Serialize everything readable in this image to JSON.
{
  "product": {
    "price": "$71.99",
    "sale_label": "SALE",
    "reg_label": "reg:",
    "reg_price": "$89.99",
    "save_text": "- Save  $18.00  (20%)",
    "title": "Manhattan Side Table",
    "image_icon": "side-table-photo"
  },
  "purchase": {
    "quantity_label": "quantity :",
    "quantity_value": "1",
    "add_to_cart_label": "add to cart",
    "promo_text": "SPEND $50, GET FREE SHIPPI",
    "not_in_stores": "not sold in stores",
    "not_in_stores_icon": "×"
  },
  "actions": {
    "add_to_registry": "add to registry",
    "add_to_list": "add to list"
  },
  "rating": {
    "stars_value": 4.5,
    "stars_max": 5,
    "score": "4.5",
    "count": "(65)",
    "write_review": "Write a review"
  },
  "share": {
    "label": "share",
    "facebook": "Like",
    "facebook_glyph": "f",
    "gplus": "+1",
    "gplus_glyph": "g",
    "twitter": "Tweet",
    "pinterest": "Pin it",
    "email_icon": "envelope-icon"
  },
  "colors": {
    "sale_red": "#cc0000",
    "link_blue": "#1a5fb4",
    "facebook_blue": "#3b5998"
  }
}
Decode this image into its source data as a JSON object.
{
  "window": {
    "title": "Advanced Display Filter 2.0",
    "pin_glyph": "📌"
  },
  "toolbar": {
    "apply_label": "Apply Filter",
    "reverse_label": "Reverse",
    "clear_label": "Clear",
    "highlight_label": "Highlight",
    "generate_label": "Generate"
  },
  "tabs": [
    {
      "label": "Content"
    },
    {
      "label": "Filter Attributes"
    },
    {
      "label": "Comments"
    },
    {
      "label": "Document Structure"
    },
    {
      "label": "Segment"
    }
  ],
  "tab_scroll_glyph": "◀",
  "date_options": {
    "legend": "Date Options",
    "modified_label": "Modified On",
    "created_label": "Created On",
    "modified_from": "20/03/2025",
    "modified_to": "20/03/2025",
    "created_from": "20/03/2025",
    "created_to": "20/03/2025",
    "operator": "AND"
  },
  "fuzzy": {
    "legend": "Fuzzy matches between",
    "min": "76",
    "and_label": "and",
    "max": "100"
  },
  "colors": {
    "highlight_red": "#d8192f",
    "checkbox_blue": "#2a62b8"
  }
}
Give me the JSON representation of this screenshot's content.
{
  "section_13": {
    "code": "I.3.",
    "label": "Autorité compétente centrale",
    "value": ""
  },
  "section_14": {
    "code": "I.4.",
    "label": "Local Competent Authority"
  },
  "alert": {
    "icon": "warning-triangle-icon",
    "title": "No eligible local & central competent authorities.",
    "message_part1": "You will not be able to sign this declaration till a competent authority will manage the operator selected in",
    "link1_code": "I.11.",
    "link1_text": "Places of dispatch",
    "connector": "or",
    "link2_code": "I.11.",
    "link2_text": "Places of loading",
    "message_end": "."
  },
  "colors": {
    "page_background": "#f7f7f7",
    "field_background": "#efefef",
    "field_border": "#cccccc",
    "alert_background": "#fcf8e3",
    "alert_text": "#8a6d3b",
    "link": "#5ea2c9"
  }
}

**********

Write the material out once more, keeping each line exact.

Result for this task>
Serialize everything readable in this image to JSON.
{
  "product": {
    "price": "$71.99",
    "sale_label": "SALE",
    "reg_label": "reg:",
    "reg_price": "$89.99",
    "save_text": "- Save  $18.00  (20%)",
    "title": "Manhattan Side Table",
    "image_icon": "side-table-photo"
  },
  "purchase": {
    "quantity_label": "quantity :",
    "quantity_value": "1",
    "add_to_cart_label": "add to cart",
    "promo_text": "SPEND $50, GET FREE SHIPPI",
    "not_in_stores": "not sold in stores",
    "not_in_stores_icon": "×"
  },
  "actions": {
    "add_to_registry": "add to registry",
    "add_to_list": "add to list"
  },
  "rating": {
    "stars_value": 4.5,
    "stars_max": 5,
    "score": "4.5",
    "count": "(65)",
    "write_review": "Write a review"
  },
  "share": {
    "label": "share",
    "facebook": "Like",
    "facebook_glyph": "f",
    "gplus": "+1",
    "gplus_glyph": "g",
    "twitter": "Tweet",
    "pinterest": "Pin it",
    "email_icon": "envelope-icon"
  },
  "colors": {
    "sale_red": "#cc0000",
    "link_blue": "#1a5fb4",
    "facebook_blue": "#3b5998"
  }
}
Decode this image into its source data as a JSON object.
{
  "window": {
    "title": "Advanced Display Filter 2.0",
    "pin_glyph": "📌"
  },
  "toolbar": {
    "apply_label": "Apply Filter",
    "reverse_label": "Reverse",
    "clear_label": "Clear",
    "highlight_label": "Highlight",
    "generate_label": "Generate"
  },
  "tabs": [
    {
      "label": "Content"
    },
    {
      "label": "Filter Attributes"
    },
    {
      "label": "Comments"
    },
    {
      "label": "Document Structure"
    },
    {
      "label": "Segment"
    }
  ],
  "tab_scroll_glyph": "◀",
  "date_options": {
    "legend": "Date Options",
    "modified_label": "Modified On",
    "created_label": "Created On",
    "modified_from": "20/03/2025",
    "modified_to": "20/03/2025",
    "created_from": "20/03/2025",
    "created_to": "20/03/2025",
    "operator": "AND"
  },
  "fuzzy": {
    "legend": "Fuzzy matches between",
    "min": "76",
    "and_label": "and",
    "max": "100"
  },
  "colors": {
    "highlight_red": "#d8192f",
    "checkbox_blue": "#2a62b8"
  }
}
Give me the JSON representation of this screenshot's content.
{
  "section_13": {
    "code": "I.3.",
    "label": "Autorité compétente centrale",
    "value": ""
  },
  "section_14": {
    "code": "I.4.",
    "label": "Local Competent Authority"
  },
  "alert": {
    "icon": "warning-triangle-icon",
    "title": "No eligible local & central competent authorities.",
    "message_part1": "You will not be able to sign this declaration till a competent authority will manage the operator selected in",
    "link1_code": "I.11.",
    "link1_text": "Places of dispatch",
    "connector": "or",
    "link2_code": "I.11.",
    "link2_text": "Places of loading",
    "message_end": "."
  },
  "colors": {
    "page_background": "#f7f7f7",
    "field_background": "#efefef",
    "field_border": "#cccccc",
    "alert_background": "#fcf8e3",
    "alert_text": "#8a6d3b",
    "link": "#5ea2c9"
  }
}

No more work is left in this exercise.